“Yes I agree. With a love like ours, we’ll probably be enjoying an evening together sitting in a loveseat like this one, and kissing a lot. I think it would be OK to run the test, sir,” he said.

“How far into the future would you like to see, asked Reverend Madison?”

“I would like three months,” said Jerry. “What do you think, Annette?”

“Yes, I think three months would be good. Anything less might be considered simply a continuation of our honeymoon. A real test would be at the longest time possible.”

“Very good! Very good! Let me set it up,” exclaimed the reverend. “I’m going to give each of you a wooden stalk that is wirelessly connected to the machine. Hold it in your right hand. There is no electricity in the stalk. All it does is send your vibes to the machine. When I turn it on, it will begin showing a scene on the computer. This will be the two of you at a random point three months from now.”

The Reverend rose from his seat and sat at the computer. He turned it on, then activated the flash drive. The screen began to flicker. There were flashes of light, but no activity yet. He handed a stalk to each of his visitors. “No need to hold it tight,” he instructed. “Just lightly as if it were ordinary sticks of wood.”

“Do we have to do anything or say anything, sir” asked Jerry.

“No, the video will start by itself and probably last thirty seconds to a minute.”

At that moment an image began to appear on the screen. It wasn’t of a couple. It seemed to be of an middle-aged man. He was sprawled on the sofa that looked very much like the one that was in the living room that they were in. He was shirtless, and in skivvies. On the floor lay some bottles that apparently had held beer. There were newspapers scattered on the floor. The man was asleep and snoring loudly.

“That’s not us,” exclaimed Jerry. “That man, he looks a lot like you sir!”

“No, no,” cried out the Reverend. “The machine has malfunctioned. It needs drastic repair. It’s showing a scene that could never have happened! I’m going to turn it off. Let’s just forget about a marriage test tonight. Maybe another time!”

“Yes, I’m sure, that could not have been you,” said Jerry. “You are such a distinguished person, always impeccably dressed, and intellectually occupied.”

Time ran out, before the Reverend could turn off the machine. The video ended. Reverend Madison switched off the computer and the Marriage Forecaster.

Somehow, the business of the evening, was attended to, and the couple left the minister’s abode, in a happy mood, joyfully looking forward to their wedding a couple of days in the future. The minister, in a daze, sank into the softness of the sofa and put his head in his hands. He groaned in dismay.

The front door opened and Margie entered the room. “How did it go with the bridal couple, dear,” she asked?

“It was awful, “he muttered! “Instead of the video flash drive I had installed in the computer, there was another one there that showed me under humiliating circumstances. I don’t know how it could possibly have happened.”

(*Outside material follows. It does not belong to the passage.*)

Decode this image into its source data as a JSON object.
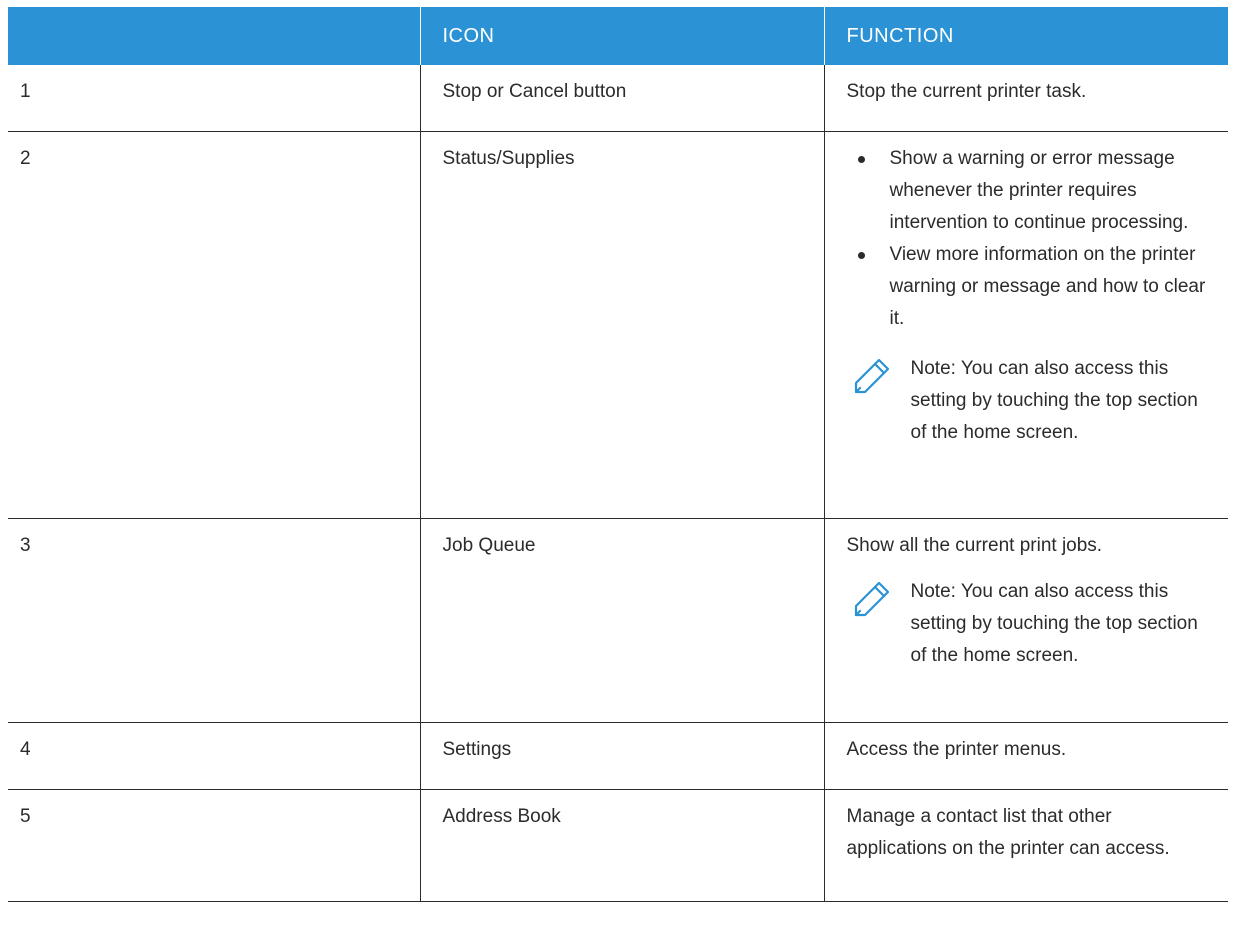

“Oh, I think I know,” said Marjorie. “When I returned from the trip seeing my sister, I saw you on the couch doing some of the things you habitually do when I’m away. I thought it would be fun to take a video of it and show it to you later. I’m sorry, if it showed up at the wrong time.”

“No harm done,” said the Reverend. “They didn’t believe it was me, which was a blessing. I can see now what effect the real video might have had on them if they had seen it. I’m happy they didn’t! You were right all the time. This was a bad idea!”

“I’m happy too,” commented Marjorie. “Serves you right,” she said under her breath!

Trial Marriage

Reverend Thomas Madison had an idea of how to encourage newly-wed couples to keep working at their marriages to keep them alive and vibrant. He built a device he termed a Marriage Forecaster that purported to show the future of the marriage of Jerry Phillips and Annette Allen. His wife opposed. He faked a video that would show this. This story tells what happened when the video was played.

  • ISBN: 9781370963348
  • Author: Mario V. Farina
  • Published: 2016-12-13 07:50:08
  • Words: 1809
Trial Marriage Trial Marriage